Harmless heat relief but no Animal House, the collegiate comedy Accepted serves best as a showcase for the talented Justin Long, who was memorable in his small role as a sci-fi fan in Galaxy Quest, unrecognizable as a grown-up gay art-gallery receptionist in The Break-Up, and holds the screen well in his first starring feature. That he survived playing Lindsay Lohan's nice-guy love interest in Herbie: Fully Loaded is just extra credit.
Credit, extra or otherwise, eludes the misfit student wannabes in suburban Ohio, where Bartleby Gaines (Long) has been rejected from eight colleges, including his safety school. This precipitates such an undue crisis at home-what, he can't wait a year, or start at a community college?-that B, as his friends call him, comes up with a plan that's so wacky it just might work! He forges an acceptance letter from the made-up South Harmon Institute of Technology; the initials get frequent and much-funnier-than-it-should-be play.

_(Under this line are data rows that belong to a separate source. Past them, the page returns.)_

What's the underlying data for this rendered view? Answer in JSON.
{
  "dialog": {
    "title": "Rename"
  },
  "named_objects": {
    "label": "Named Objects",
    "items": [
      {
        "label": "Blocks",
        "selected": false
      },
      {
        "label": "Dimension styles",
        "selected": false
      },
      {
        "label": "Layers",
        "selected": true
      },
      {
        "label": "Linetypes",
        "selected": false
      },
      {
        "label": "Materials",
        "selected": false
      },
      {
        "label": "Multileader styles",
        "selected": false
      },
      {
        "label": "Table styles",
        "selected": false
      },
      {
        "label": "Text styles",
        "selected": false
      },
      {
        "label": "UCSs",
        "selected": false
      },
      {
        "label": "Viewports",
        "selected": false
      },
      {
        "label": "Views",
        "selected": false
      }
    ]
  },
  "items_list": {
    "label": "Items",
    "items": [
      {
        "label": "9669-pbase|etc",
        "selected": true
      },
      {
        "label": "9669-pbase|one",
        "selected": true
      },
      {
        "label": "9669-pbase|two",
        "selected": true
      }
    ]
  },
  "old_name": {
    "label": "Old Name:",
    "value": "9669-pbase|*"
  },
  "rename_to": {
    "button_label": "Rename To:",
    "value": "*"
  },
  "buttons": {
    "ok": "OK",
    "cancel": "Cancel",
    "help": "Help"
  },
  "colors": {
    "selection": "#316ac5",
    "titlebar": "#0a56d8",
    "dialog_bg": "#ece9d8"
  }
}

Bartleby's obese friend Schrader (Jonah Hill), who resembles no one so much as the androgynous fatty Pat from the "Saturday Night Live" "It's Pat" sketches, creates a website so that B's father can take a look-see for himself. Armed with a $10,000 tuition check, B and his buddies-Rory (Maria Thayer), who only applied to Yale and wasn't accepted; Hands (Columbus Short), who lost a football scholarship to injury; and surreal slacker Glen (Adam Herschman)-lease and fix up a decrepit former psychiatric hospital in order to show the 'rents at least a lobby and a dorm room. Also a dean, courtesy of Schrader's philosophically ranting Uncle Roy (Lewis Black, doing his shtick).

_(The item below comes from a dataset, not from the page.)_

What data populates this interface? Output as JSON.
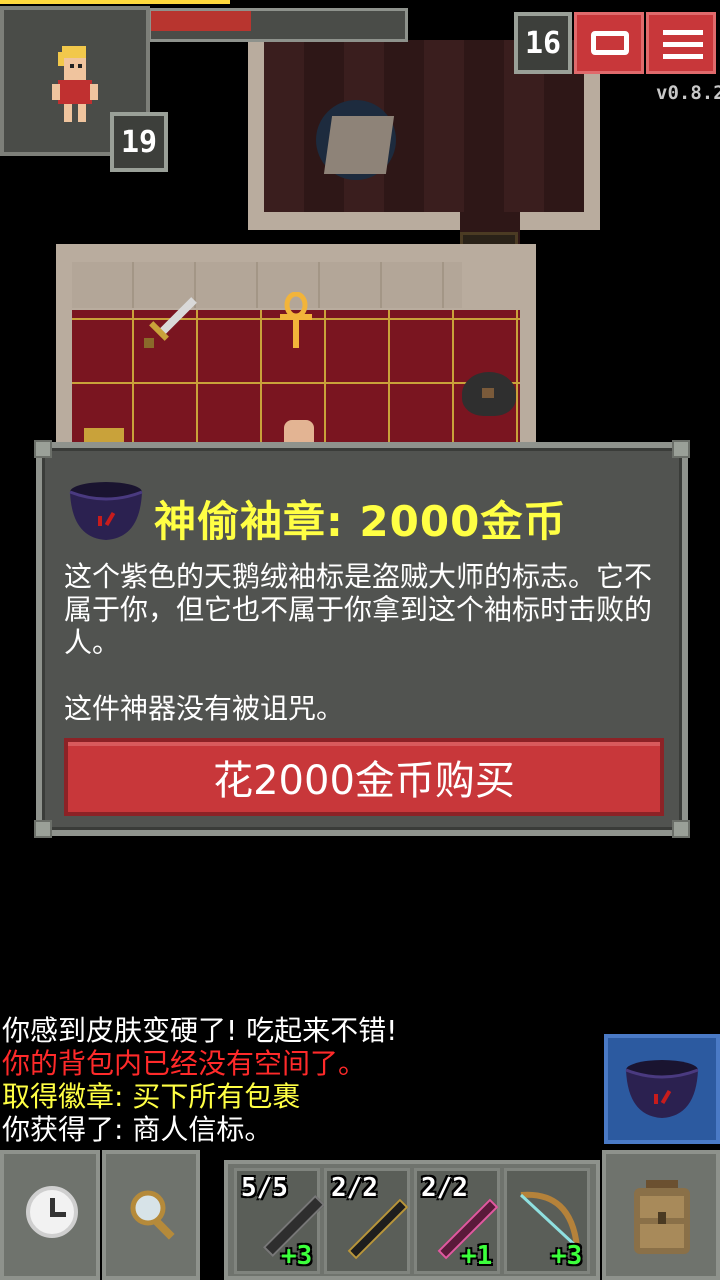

Yet Schrader's website, as it happens, had a live application link-the better to seem authentic-with automatic acceptance, and soon the "school" is inundated by a couple of hundred rejects for whom South Harmon I.T. represents a last chance. Complicating matters further is Dean Van Horne of prestigious Harmon College, who covets the land, and his student lieutenant, frat-king Hoyt (Travis Van Winkle), who hates B anyway for getting cozy with his girl Monica (Blake Lively).

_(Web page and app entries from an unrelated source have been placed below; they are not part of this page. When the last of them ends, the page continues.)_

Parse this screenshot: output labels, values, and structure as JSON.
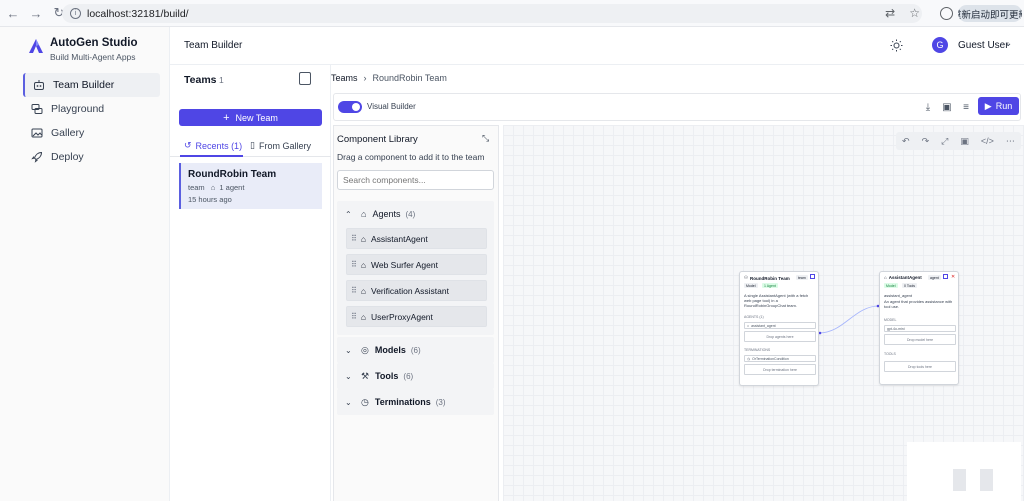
{
  "browser": {
    "url": "localhost:32181/build/",
    "update_label": "重新启动即可更新"
  },
  "sidebar": {
    "brand_title": "AutoGen Studio",
    "brand_subtitle": "Build Multi-Agent Apps",
    "items": [
      {
        "label": "Team Builder",
        "icon": "robot-icon",
        "active": true
      },
      {
        "label": "Playground",
        "icon": "chat-icon",
        "active": false
      },
      {
        "label": "Gallery",
        "icon": "gallery-icon",
        "active": false
      },
      {
        "label": "Deploy",
        "icon": "rocket-icon",
        "active": false
      }
    ]
  },
  "header": {
    "title": "Team Builder",
    "avatar_letter": "G",
    "user_name": "Guest User"
  },
  "teams": {
    "title": "Teams",
    "count": "1",
    "new_team_label": "New Team",
    "tab_recents": "Recents (1)",
    "tab_gallery": "From Gallery",
    "card": {
      "name": "RoundRobin Team",
      "type": "team",
      "agents": "1 agent",
      "time": "15 hours ago"
    }
  },
  "main": {
    "breadcrumb_root": "Teams",
    "breadcrumb_current": "RoundRobin Team",
    "visual_builder_label": "Visual Builder",
    "run_label": "Run"
  },
  "library": {
    "title": "Component Library",
    "hint": "Drag a component to add it to the team",
    "search_placeholder": "Search components...",
    "agents_label": "Agents",
    "agents_count": "(4)",
    "agents": [
      "AssistantAgent",
      "Web Surfer Agent",
      "Verification Assistant",
      "UserProxyAgent"
    ],
    "models_label": "Models",
    "models_count": "(6)",
    "tools_label": "Tools",
    "tools_count": "(6)",
    "terminations_label": "Terminations",
    "terminations_count": "(3)"
  },
  "team_node": {
    "title": "RoundRobin Team",
    "tag": "team",
    "pill_model": "Model",
    "pill_agents": "1 Agent",
    "desc": "A single AssistantAgent (with a fetch web page tool) in a RoundRobinGroupChat team.",
    "agents_heading": "AGENTS (1)",
    "agent_name": "assistant_agent",
    "drop_agents": "Drop agents here",
    "terminations_heading": "TERMINATIONS",
    "termination_name": "OrTerminationCondition",
    "drop_terminations": "Drop termination here"
  },
  "agent_node": {
    "title": "AssistantAgent",
    "tag": "agent",
    "pill_model": "Model",
    "pill_tools": "0 Tools",
    "name": "assistant_agent",
    "desc": "An agent that provides assistance with tool use.",
    "model_heading": "MODEL",
    "model_name": "gpt-4o-mini",
    "drop_model": "Drop model here",
    "tools_heading": "TOOLS",
    "drop_tools": "Drop tools here"
  },
  "colors": {
    "accent": "#4f46e5",
    "active_bg": "#e9ecf8"
  }
}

Implausibilities aside-and there are plenty, despite the meticulous caper quality we're supposed to see-the movie works on the pure energy of its straight-faced silliness. Editor Scott Hill may be the star here, never letting things linger long enough for plot holes to get bothersome, but without making the movie some kinetic music-video; it's a difficult comedic tightrope, and he cuts it well.

But it's Long who holds the show together. While the Matthew Broderick/Ferris Bueller overtones are clearly there, B's improv riffs are so casual and natural-sounding, his targets aren't even sure they've been had. He's like Robin Williams on Ritalin. He's also got a lot of movies upcoming, so we may well be seeing the beginnings of a Long career.